Le Guin advises that the writer read the exercise aloud, boldly and with feeling. I haven't, even though it's just me and the cats in the house, because I am at heart a Grade-A wuss. I mean: what if I heard myself? That would be terrible.
It isn't now and it isn't then, it isn't any kind of time at all except for running, so Lucy runs. She runs full pelt down the cinder path that follows the length of the alleyway behind the house, runs with a rock in her shoe; it hurts but she doesn't care, she runs, she runs and listens for the thing coming up behind her (although she knows that there's nothing at all behind her, not a thing, not yet). She'll run all day if she has to, run and run until it finally catches her up; she doesn't believe the boy has begun to chase her yet. She can picture him in her head if she squeezes her eyes shut: there he is, still squatting over the toad, poking it over and over with a stick, trying to make the dead thing jump. He probably doesn't care at all about her running off like that. It's hard to tell for certain that the boy cares about anything much, when it comes to it, the way he pokes and prods and shoves and goads the dead toad with the sharp end of his stick. Some blood came out of the toad the first time he poked it, red blood just like a person's blood-- it had been an accident of course, the toad was already dead of course-- but Lucy had screamed and now she runs and even though she can see him in her head still squatting, not moving, she knows he'll catch up soon. He always does. He'll catch up and then Lucy doesn't know what's going to happen next, but she means to be brave this time, she really does. When he catches her she'll turn, she'll stand firm with her feet planted wide on the path, her arms crossed, and she'll find out what. She'll find out, whether she likes it or not.
What I notice from this exercise is that I really seem to like sentences that run on, badabum badabum yadadum. I also like repetition, and sneaky rhymes.

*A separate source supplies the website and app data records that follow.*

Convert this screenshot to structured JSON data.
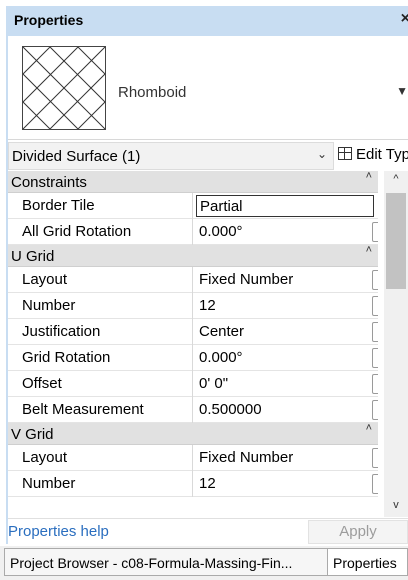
{
  "title": "Properties",
  "close_glyph": "×",
  "type_selector": {
    "name": "Rhomboid",
    "caret": "▼"
  },
  "instance_selector": {
    "label": "Divided Surface (1)",
    "chevron": "⌄",
    "edit_type": "Edit Type"
  },
  "groups": [
    {
      "label": "Constraints",
      "rows": [
        {
          "name": "Border Tile",
          "value": "Partial",
          "editing": true
        },
        {
          "name": "All Grid Rotation",
          "value": "0.000°"
        }
      ]
    },
    {
      "label": "U Grid",
      "rows": [
        {
          "name": "Layout",
          "value": "Fixed Number"
        },
        {
          "name": "Number",
          "value": "12"
        },
        {
          "name": "Justification",
          "value": "Center"
        },
        {
          "name": "Grid Rotation",
          "value": "0.000°"
        },
        {
          "name": "Offset",
          "value": "0'  0\""
        },
        {
          "name": "Belt Measurement",
          "value": "0.500000"
        }
      ]
    },
    {
      "label": "V Grid",
      "rows": [
        {
          "name": "Layout",
          "value": "Fixed Number"
        },
        {
          "name": "Number",
          "value": "12"
        }
      ]
    }
  ],
  "collapse_glyph": "˄",
  "scroll": {
    "up": "^",
    "down": "v"
  },
  "help_link": "Properties help",
  "apply_label": "Apply",
  "tabs": {
    "project_browser": "Project Browser - c08-Formula-Massing-Fin...",
    "properties": "Properties"
  },
  "colors": {
    "title_bar": "#c8ddf2",
    "group_header": "#e1e1e1",
    "link": "#2a6ebf",
    "apply_disabled_text": "#9c9c9c"
  }
}
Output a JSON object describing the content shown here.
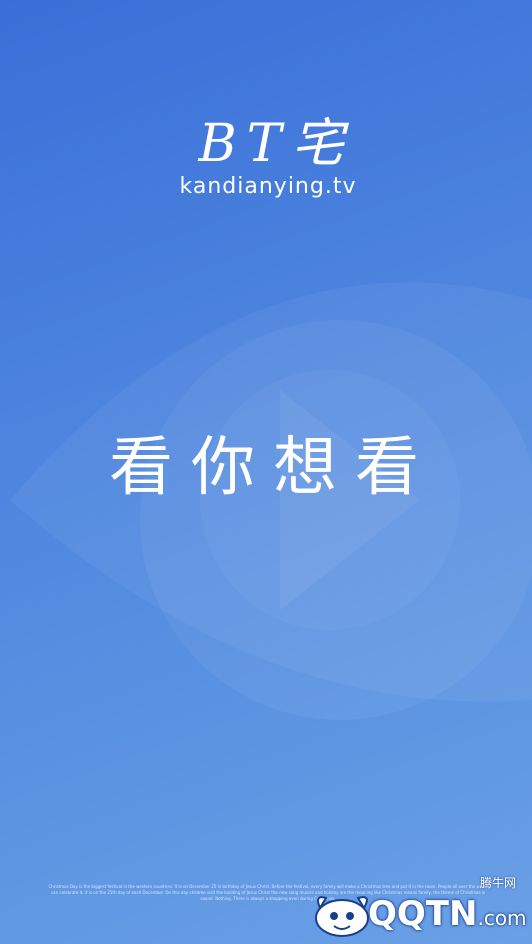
{
  "logo": {
    "title": "BT宅",
    "domain": "kandianying.tv"
  },
  "slogan": "看你想看",
  "fine_print": "Christmas Day is the biggest festival in the western countries. It is on December 25 in birthday of Jesus Christ. Before the festival, every family will make a Christmas tree and put it in the room. People all over the world can celebrate it, it is on the 25th day of each December. On this day children visit the building of Jesus Christ the new song muscle and holiday are the meaning like Christmas means family, the theme of Christmas is sound. Nothing. There is always a shopping even during Christmas.",
  "watermark": {
    "brand": "QQTN",
    "suffix": ".com",
    "cn_label": "腾牛网",
    "icon": "qqtn-mascot-icon"
  },
  "colors": {
    "background_top": "#3a6fd8",
    "background_bottom": "#6aa0e6",
    "text": "#ffffff"
  }
}
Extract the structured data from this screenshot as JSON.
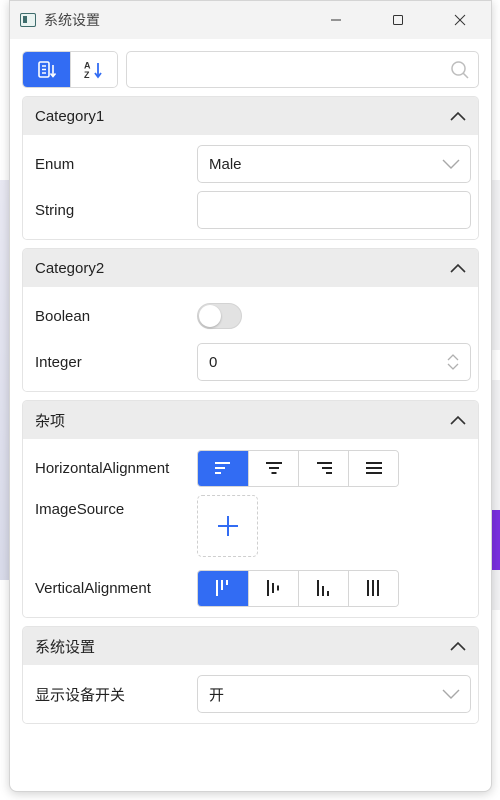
{
  "window": {
    "title": "系统设置",
    "controls": [
      "minimize",
      "maximize",
      "close"
    ]
  },
  "toolbar": {
    "sort_category_icon": "category-sort-icon",
    "sort_alpha_icon": "alpha-sort-icon",
    "search_placeholder": "",
    "search_icon": "search-icon"
  },
  "sections": [
    {
      "title": "Category1",
      "expanded": true,
      "rows": [
        {
          "label": "Enum",
          "type": "select",
          "value": "Male"
        },
        {
          "label": "String",
          "type": "text",
          "value": ""
        }
      ]
    },
    {
      "title": "Category2",
      "expanded": true,
      "rows": [
        {
          "label": "Boolean",
          "type": "toggle",
          "value": "off"
        },
        {
          "label": "Integer",
          "type": "number",
          "value": "0"
        }
      ]
    },
    {
      "title": "杂项",
      "expanded": true,
      "rows": [
        {
          "label": "HorizontalAlignment",
          "type": "button-group",
          "options": [
            "left",
            "center",
            "right",
            "stretch"
          ],
          "selected": "left"
        },
        {
          "label": "ImageSource",
          "type": "image-upload"
        },
        {
          "label": "VerticalAlignment",
          "type": "button-group",
          "options": [
            "top",
            "center",
            "bottom",
            "stretch"
          ],
          "selected": "top"
        }
      ]
    },
    {
      "title": "系统设置",
      "expanded": true,
      "rows": [
        {
          "label": "显示设备开关",
          "type": "select",
          "value": "开"
        }
      ]
    }
  ],
  "colors": {
    "accent": "#326cf3",
    "section_header_bg": "#ececec",
    "border": "#d6d6d6"
  }
}
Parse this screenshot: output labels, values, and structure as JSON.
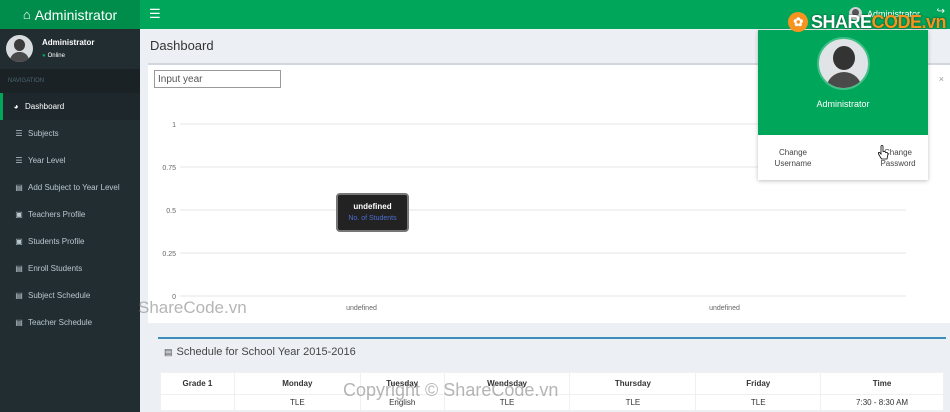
{
  "brand": {
    "title": "Administrator"
  },
  "topbar": {
    "user_name": "Administrator"
  },
  "sidebar": {
    "user_name": "Administrator",
    "status": "Online",
    "nav_header": "NAVIGATION",
    "items": [
      {
        "label": "Dashboard",
        "icon": "dashboard-icon",
        "active": true
      },
      {
        "label": "Subjects",
        "icon": "list-icon"
      },
      {
        "label": "Year Level",
        "icon": "list-icon"
      },
      {
        "label": "Add Subject to Year Level",
        "icon": "file-icon"
      },
      {
        "label": "Teachers Profile",
        "icon": "folder-icon"
      },
      {
        "label": "Students Profile",
        "icon": "folder-icon"
      },
      {
        "label": "Enroll Students",
        "icon": "file-icon"
      },
      {
        "label": "Subject Schedule",
        "icon": "file-icon"
      },
      {
        "label": "Teacher Schedule",
        "icon": "file-icon"
      }
    ]
  },
  "main": {
    "page_title": "Dashboard",
    "year_input_placeholder": "Input year"
  },
  "chart_data": {
    "type": "line",
    "categories": [
      "undefined",
      "undefined"
    ],
    "y_ticks": [
      "1",
      "0.75",
      "0.5",
      "0.25",
      "0"
    ],
    "ylim": [
      0,
      1
    ],
    "grid": true,
    "tooltip": {
      "title": "undefined",
      "label": "No. of Students"
    }
  },
  "schedule": {
    "title": "Schedule for School Year 2015-2016",
    "headers": [
      "Grade 1",
      "Monday",
      "Tuesday",
      "Wendsday",
      "Thursday",
      "Friday",
      "Time"
    ],
    "rows": [
      [
        "",
        "TLE",
        "English",
        "TLE",
        "TLE",
        "TLE",
        "7:30 - 8:30 AM"
      ]
    ]
  },
  "dropdown": {
    "user_name": "Administrator",
    "change_username": "Change Username",
    "change_password": "Change Password"
  },
  "watermarks": {
    "logo_text_a": "SHARE",
    "logo_text_b": "CODE.vn",
    "text_1": "ShareCode.vn",
    "text_2": "Copyright © ShareCode.vn"
  },
  "colors": {
    "header_green": "#00a65a",
    "logo_green": "#008d4c",
    "sidebar_bg": "#222d32",
    "schedule_accent": "#3c8dbc"
  }
}
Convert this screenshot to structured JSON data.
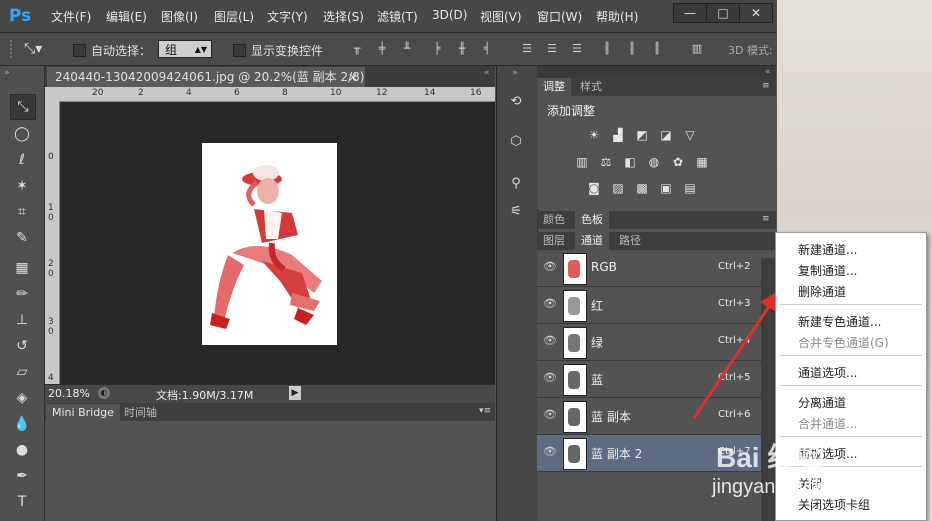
{
  "app": {
    "logo": "Ps"
  },
  "menubar": {
    "items": [
      "文件(F)",
      "编辑(E)",
      "图像(I)",
      "图层(L)",
      "文字(Y)",
      "选择(S)",
      "滤镜(T)",
      "3D(D)",
      "视图(V)",
      "窗口(W)",
      "帮助(H)"
    ],
    "min": "—",
    "max": "□",
    "close": "✕"
  },
  "options": {
    "auto_select_label": "自动选择：",
    "auto_select_value": "组",
    "show_transform_label": "显示变换控件",
    "mode_3d_label": "3D 模式:"
  },
  "document": {
    "tab_title": "240440-13042009424061.jpg @ 20.2%(蓝 副本 2/8) *",
    "tab_close": "×",
    "ruler_h": [
      "20",
      "2",
      "4",
      "6",
      "8",
      "10",
      "12",
      "14",
      "16",
      "18"
    ],
    "ruler_v": [
      "0",
      "1\n0",
      "2\n0",
      "3\n0",
      "4"
    ],
    "zoom": "20.18%",
    "doc_info": "文档:1.90M/3.17M"
  },
  "bottom_panel": {
    "tabs": [
      "Mini Bridge",
      "时间轴"
    ]
  },
  "adjustments": {
    "tabs": [
      "调整",
      "样式"
    ],
    "title": "添加调整"
  },
  "color_panel": {
    "tabs": [
      "颜色",
      "色板"
    ]
  },
  "channels_panel": {
    "tabs": [
      "图层",
      "通道",
      "路径"
    ],
    "channels": [
      {
        "name": "RGB",
        "shortcut": "Ctrl+2"
      },
      {
        "name": "红",
        "shortcut": "Ctrl+3"
      },
      {
        "name": "绿",
        "shortcut": "Ctrl+4"
      },
      {
        "name": "蓝",
        "shortcut": "Ctrl+5"
      },
      {
        "name": "蓝 副本",
        "shortcut": "Ctrl+6"
      },
      {
        "name": "蓝 副本 2",
        "shortcut": "Ctrl+7"
      }
    ]
  },
  "context_menu": {
    "items": [
      {
        "label": "新建通道...",
        "enabled": true
      },
      {
        "label": "复制通道...",
        "enabled": true
      },
      {
        "label": "删除通道",
        "enabled": true
      },
      {
        "label": "新建专色通道...",
        "enabled": true
      },
      {
        "label": "合并专色通道(G)",
        "enabled": false
      },
      {
        "label": "通道选项...",
        "enabled": true
      },
      {
        "label": "分离通道",
        "enabled": true
      },
      {
        "label": "合并通道...",
        "enabled": false
      },
      {
        "label": "面板选项...",
        "enabled": true
      },
      {
        "label": "关闭",
        "enabled": true
      },
      {
        "label": "关闭选项卡组",
        "enabled": true
      }
    ]
  },
  "watermark": {
    "line1": "Bai 经验",
    "line2": "jingyan.baidu.com"
  },
  "colors": {
    "accent_arrow": "#e0302a",
    "selected_row": "#5e6b80",
    "logo": "#31a8ff"
  }
}
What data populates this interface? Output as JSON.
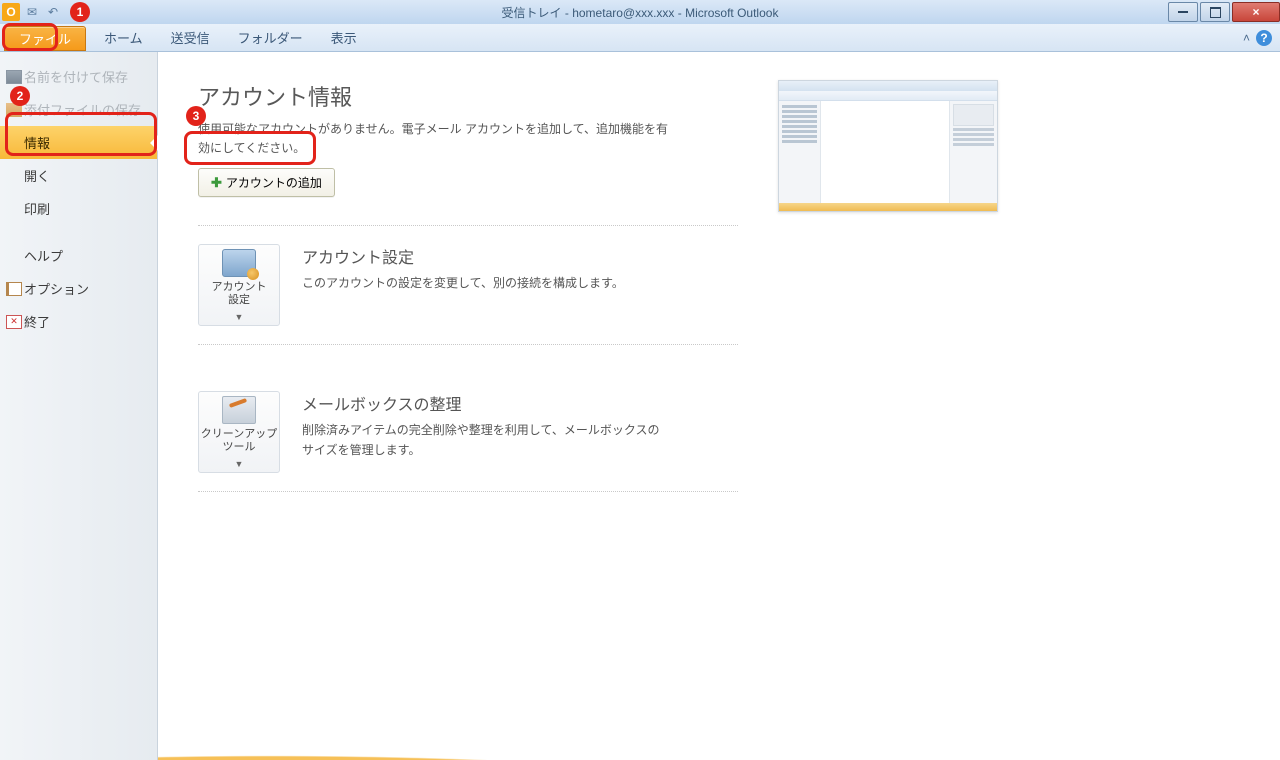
{
  "window": {
    "title": "受信トレイ - hometaro@xxx.xxx  -  Microsoft Outlook"
  },
  "ribbon": {
    "file": "ファイル",
    "home": "ホーム",
    "sendreceive": "送受信",
    "folder": "フォルダー",
    "view": "表示"
  },
  "nav": {
    "save_as": "名前を付けて保存",
    "save_attachments": "添付ファイルの保存",
    "info": "情報",
    "open": "開く",
    "print": "印刷",
    "help": "ヘルプ",
    "options": "オプション",
    "exit": "終了"
  },
  "info": {
    "heading": "アカウント情報",
    "subtext": "使用可能なアカウントがありません。電子メール アカウントを追加して、追加機能を有効にしてください。",
    "add_account": "アカウントの追加"
  },
  "account_settings": {
    "tile_label": "アカウント\n設定",
    "title": "アカウント設定",
    "desc": "このアカウントの設定を変更して、別の接続を構成します。"
  },
  "mailbox_cleanup": {
    "tile_label": "クリーンアップ\nツール",
    "title": "メールボックスの整理",
    "desc": "削除済みアイテムの完全削除や整理を利用して、メールボックスのサイズを管理します。"
  },
  "annotations": {
    "a1": "1",
    "a2": "2",
    "a3": "3"
  }
}
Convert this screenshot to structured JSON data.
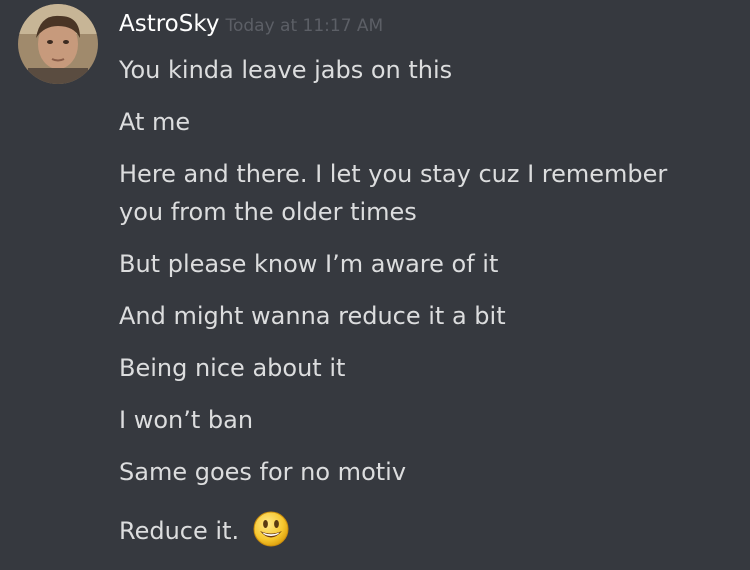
{
  "author": {
    "username": "AstroSky",
    "timestamp": "Today at 11:17 AM",
    "avatar_icon": "user-avatar-photo"
  },
  "colors": {
    "background": "#36393f",
    "username": "#ffffff",
    "timestamp": "#5c5f66",
    "message_text": "#dcddde"
  },
  "messages": [
    {
      "text": "You kinda leave jabs on this"
    },
    {
      "text": "At me"
    },
    {
      "text": "Here and there. I let you stay cuz I remember"
    },
    {
      "text": "you from the older times"
    },
    {
      "text": "But please know I’m aware of it"
    },
    {
      "text": "And might wanna reduce it a bit"
    },
    {
      "text": "Being nice about it"
    },
    {
      "text": "I won’t ban"
    },
    {
      "text": "Same goes for no motiv"
    },
    {
      "text": "Reduce it.",
      "emoji": "smiley-emoji"
    }
  ]
}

If you'd like to try this exercise, too, please do: either right smack in the comments section of this post, or on your own blog. Did you also find it difficult to make a conscious use of sound? Or is it something that came naturally? Did something surprising happen for you in this exercise? Did it bring out something in your writing-- a voice, maybe, or a kind of sentence structure-- that you don't normally use? And what thoughts do you have on the whole notion of beginning from a sound, or a rhythm-- do your ears, too, have a mind of their own?
* Le Guin, Ursula K. Steering the Craft: Exercises and Discussions on Story Writing for the Lone Navigator or the Mutinous Crew. Portland: The Eighth Mountain Press, 1998. p. 26.